_Exercise brief_: Where does "name" appear in the data? Return each line that holds it.

(Beginning of Task input)

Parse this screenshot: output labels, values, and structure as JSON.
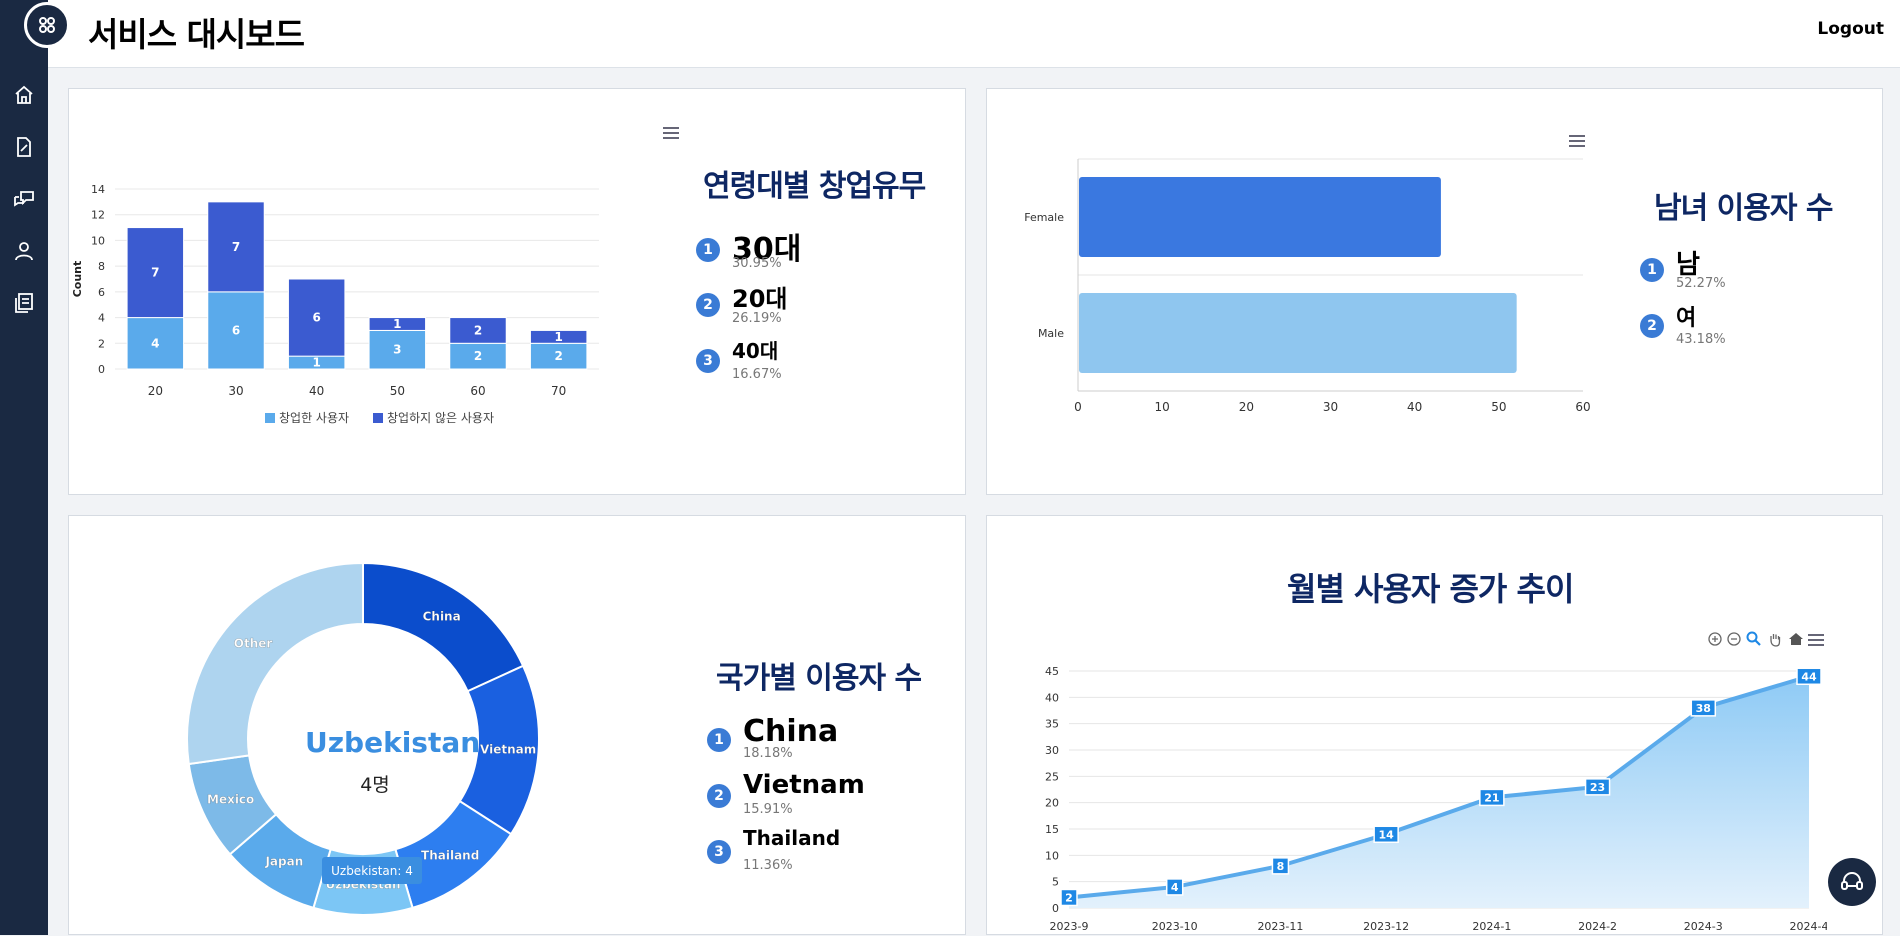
{
  "header": {
    "title": "서비스 대시보드",
    "logout": "Logout"
  },
  "sidebar": {
    "items": [
      {
        "icon": "home-icon"
      },
      {
        "icon": "edit-document-icon"
      },
      {
        "icon": "chat-icon"
      },
      {
        "icon": "user-icon"
      },
      {
        "icon": "board-icon"
      }
    ]
  },
  "age_panel": {
    "title": "연령대별 창업유무",
    "ranks": [
      {
        "num": "1",
        "name": "30대",
        "pct": "30.95%"
      },
      {
        "num": "2",
        "name": "20대",
        "pct": "26.19%"
      },
      {
        "num": "3",
        "name": "40대",
        "pct": "16.67%"
      }
    ]
  },
  "gender_panel": {
    "title": "남녀 이용자 수",
    "ranks": [
      {
        "num": "1",
        "name": "남",
        "pct": "52.27%"
      },
      {
        "num": "2",
        "name": "여",
        "pct": "43.18%"
      }
    ]
  },
  "country_panel": {
    "title": "국가별 이용자 수",
    "center_label": "Uzbekistan",
    "center_value": "4명",
    "tooltip": "Uzbekistan:  4",
    "ranks": [
      {
        "num": "1",
        "name": "China",
        "pct": "18.18%"
      },
      {
        "num": "2",
        "name": "Vietnam",
        "pct": "15.91%"
      },
      {
        "num": "3",
        "name": "Thailand",
        "pct": "11.36%"
      }
    ]
  },
  "monthly_panel": {
    "title": "월별 사용자 증가 추이"
  },
  "colors": {
    "sidebar": "#1a2942",
    "title_navy": "#0e2763",
    "accent": "#3a7bd5"
  },
  "chart_data": [
    {
      "type": "bar",
      "stacked": true,
      "categories": [
        "20",
        "30",
        "40",
        "50",
        "60",
        "70"
      ],
      "series": [
        {
          "name": "창업한 사용자",
          "values": [
            4,
            6,
            1,
            3,
            2,
            2
          ],
          "color": "#5aaaeb"
        },
        {
          "name": "창업하지 않은 사용자",
          "values": [
            7,
            7,
            6,
            1,
            2,
            1
          ],
          "color": "#3b5bd0"
        }
      ],
      "ylabel": "Count",
      "ylim": [
        0,
        14
      ],
      "yticks": [
        0,
        2,
        4,
        6,
        8,
        10,
        12,
        14
      ],
      "legend": "bottom"
    },
    {
      "type": "bar",
      "orientation": "horizontal",
      "categories": [
        "Female",
        "Male"
      ],
      "values": [
        43,
        52
      ],
      "colors": [
        "#3a78e0",
        "#8fc6ef"
      ],
      "xlim": [
        0,
        60
      ],
      "xticks": [
        0,
        10,
        20,
        30,
        40,
        50,
        60
      ]
    },
    {
      "type": "pie",
      "donut": true,
      "labels": [
        "China",
        "Vietnam",
        "Thailand",
        "Uzbekistan",
        "Japan",
        "Mexico",
        "Other"
      ],
      "values": [
        8,
        7,
        5,
        4,
        4,
        4,
        12
      ],
      "colors": [
        "#0b4dcc",
        "#1a60e0",
        "#2d7ef0",
        "#7cc6f5",
        "#5aaaeb",
        "#7dbae8",
        "#aed4ef"
      ]
    },
    {
      "type": "area",
      "categories": [
        "2023-9",
        "2023-10",
        "2023-11",
        "2023-12",
        "2024-1",
        "2024-2",
        "2024-3",
        "2024-4"
      ],
      "values": [
        2,
        4,
        8,
        14,
        21,
        23,
        38,
        44
      ],
      "ylim": [
        0,
        45
      ],
      "yticks": [
        0,
        5,
        10,
        15,
        20,
        25,
        30,
        35,
        40,
        45
      ],
      "color": "#5aaaeb"
    }
  ]
}
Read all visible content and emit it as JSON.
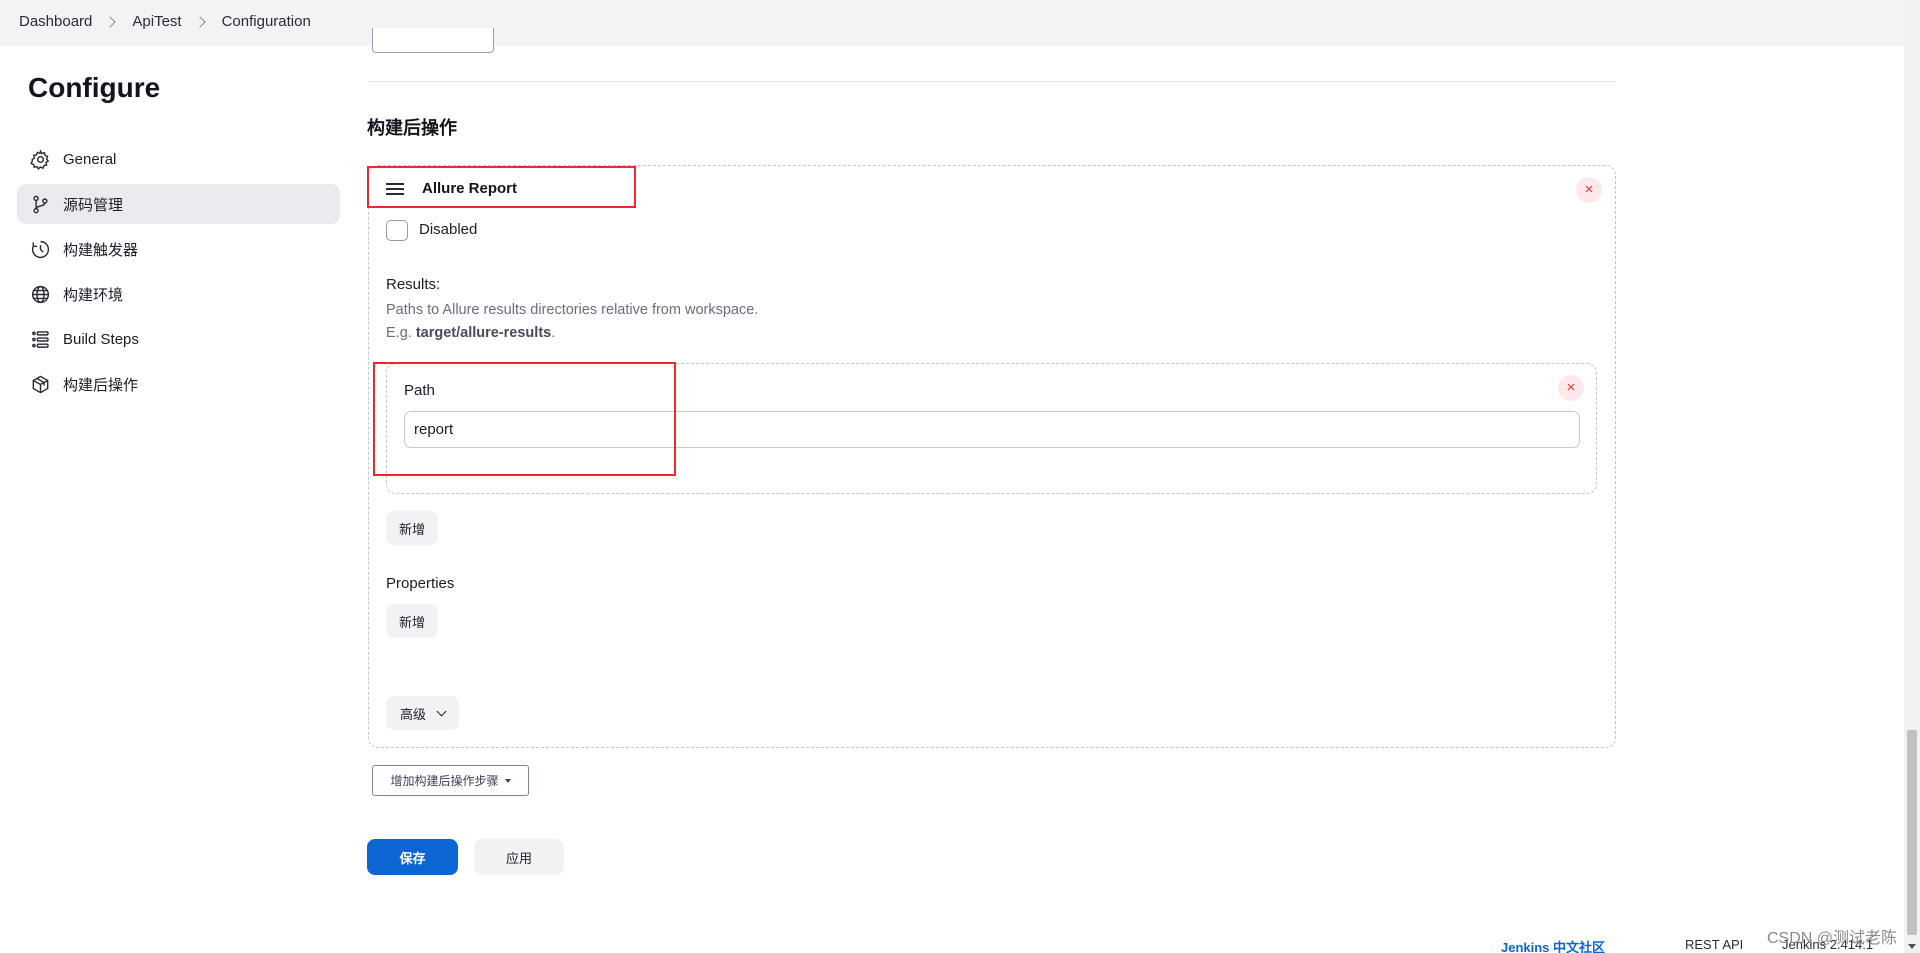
{
  "breadcrumb": [
    "Dashboard",
    "ApiTest",
    "Configuration"
  ],
  "sidebar": {
    "title": "Configure",
    "items": [
      {
        "label": "General",
        "icon": "gear-icon",
        "active": false
      },
      {
        "label": "源码管理",
        "icon": "branch-icon",
        "active": true
      },
      {
        "label": "构建触发器",
        "icon": "clock-icon",
        "active": false
      },
      {
        "label": "构建环境",
        "icon": "globe-icon",
        "active": false
      },
      {
        "label": "Build Steps",
        "icon": "list-icon",
        "active": false
      },
      {
        "label": "构建后操作",
        "icon": "package-icon",
        "active": false
      }
    ]
  },
  "main": {
    "section_title": "构建后操作",
    "step": {
      "title": "Allure Report",
      "disabled_label": "Disabled",
      "results_label": "Results:",
      "help_line1": "Paths to Allure results directories relative from workspace.",
      "help_line2_prefix": "E.g. ",
      "help_line2_example": "target/allure-results",
      "help_line2_suffix": ".",
      "path_label": "Path",
      "path_value": "report",
      "add_button_1": "新增",
      "properties_label": "Properties",
      "add_button_2": "新增",
      "advanced_button": "高级",
      "close_symbol": "×"
    },
    "add_step_button": "增加构建后操作步骤",
    "save_button": "保存",
    "apply_button": "应用"
  },
  "footer": {
    "community_link": "Jenkins 中文社区",
    "rest_api": "REST API",
    "version": "Jenkins 2.414.1"
  },
  "watermark": "CSDN @测试老陈",
  "colors": {
    "primary": "#0b66d4",
    "annotation": "#f0282e",
    "close": "#e0353b"
  }
}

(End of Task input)

_Task answer_:
        "name": "30대",
        "name": "20대",
        "name": "40대",
        "name": "남",
        "name": "여",
        "name": "China",
        "name": "Vietnam",
        "name": "Thailand",
          "name": "창업한 사용자",
          "name": "창업하지 않은 사용자",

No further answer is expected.